__RECORDED INFORMATION__:
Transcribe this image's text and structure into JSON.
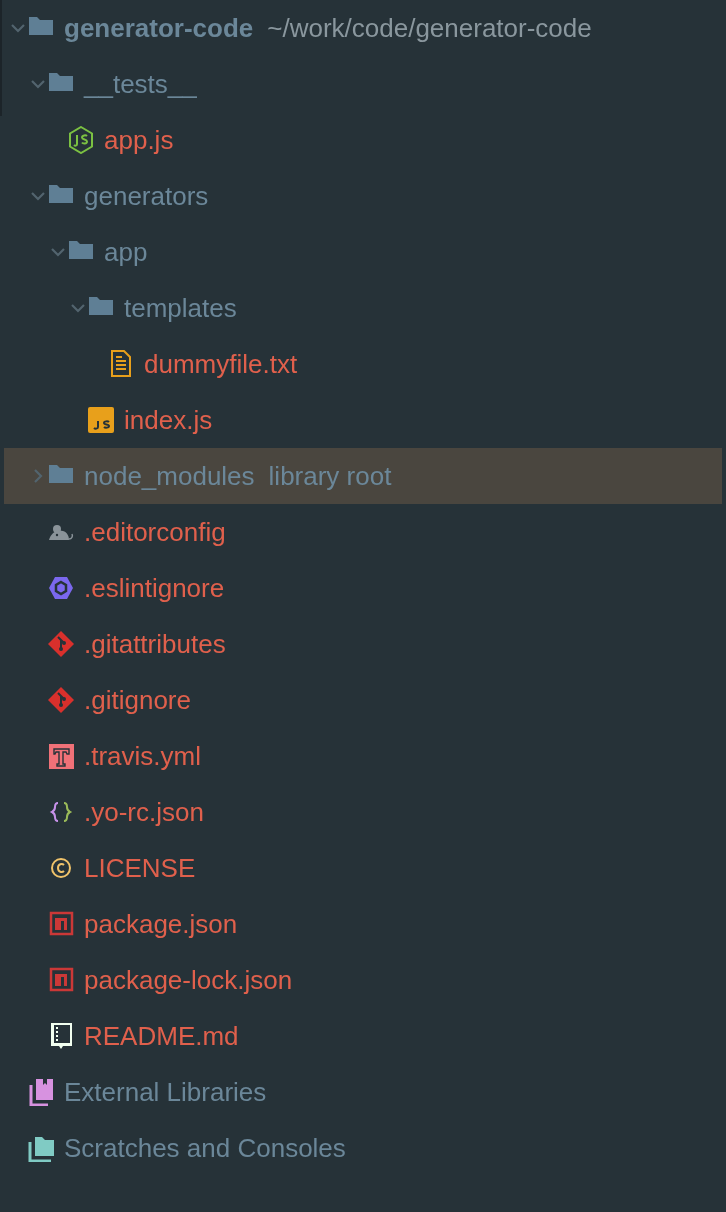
{
  "tree": [
    {
      "kind": "folder",
      "name": "generator-code",
      "path": "~/work/code/generator-code",
      "expanded": true,
      "selected": false,
      "children": [
        {
          "kind": "folder",
          "name": "__tests__",
          "expanded": true,
          "selected": false,
          "children": [
            {
              "kind": "nodejs",
              "name": "app.js",
              "selected": false
            }
          ]
        },
        {
          "kind": "folder",
          "name": "generators",
          "expanded": true,
          "selected": false,
          "children": [
            {
              "kind": "folder",
              "name": "app",
              "expanded": true,
              "selected": false,
              "children": [
                {
                  "kind": "folder",
                  "name": "templates",
                  "expanded": true,
                  "selected": false,
                  "children": [
                    {
                      "kind": "text",
                      "name": "dummyfile.txt",
                      "selected": false
                    }
                  ]
                },
                {
                  "kind": "js",
                  "name": "index.js",
                  "selected": false
                }
              ]
            }
          ]
        },
        {
          "kind": "folder",
          "name": "node_modules",
          "note": "library root",
          "expanded": false,
          "selected": true
        },
        {
          "kind": "mouse",
          "name": ".editorconfig",
          "selected": false
        },
        {
          "kind": "eslint",
          "name": ".eslintignore",
          "selected": false
        },
        {
          "kind": "git",
          "name": ".gitattributes",
          "selected": false
        },
        {
          "kind": "git",
          "name": ".gitignore",
          "selected": false
        },
        {
          "kind": "travis",
          "name": ".travis.yml",
          "selected": false
        },
        {
          "kind": "json",
          "name": ".yo-rc.json",
          "selected": false
        },
        {
          "kind": "license",
          "name": "LICENSE",
          "selected": false
        },
        {
          "kind": "npm",
          "name": "package.json",
          "selected": false
        },
        {
          "kind": "npm",
          "name": "package-lock.json",
          "selected": false
        },
        {
          "kind": "readme",
          "name": "README.md",
          "selected": false
        }
      ]
    },
    {
      "kind": "libraries",
      "name": "External Libraries",
      "selected": false
    },
    {
      "kind": "scratches",
      "name": "Scratches and Consoles",
      "selected": false
    }
  ]
}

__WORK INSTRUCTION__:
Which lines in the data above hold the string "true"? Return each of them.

__OUTPUT OF THE TASK__:
      "expanded": true,
          "expanded": true,
          "expanded": true,
              "expanded": true,
                  "expanded": true,
          "selected": true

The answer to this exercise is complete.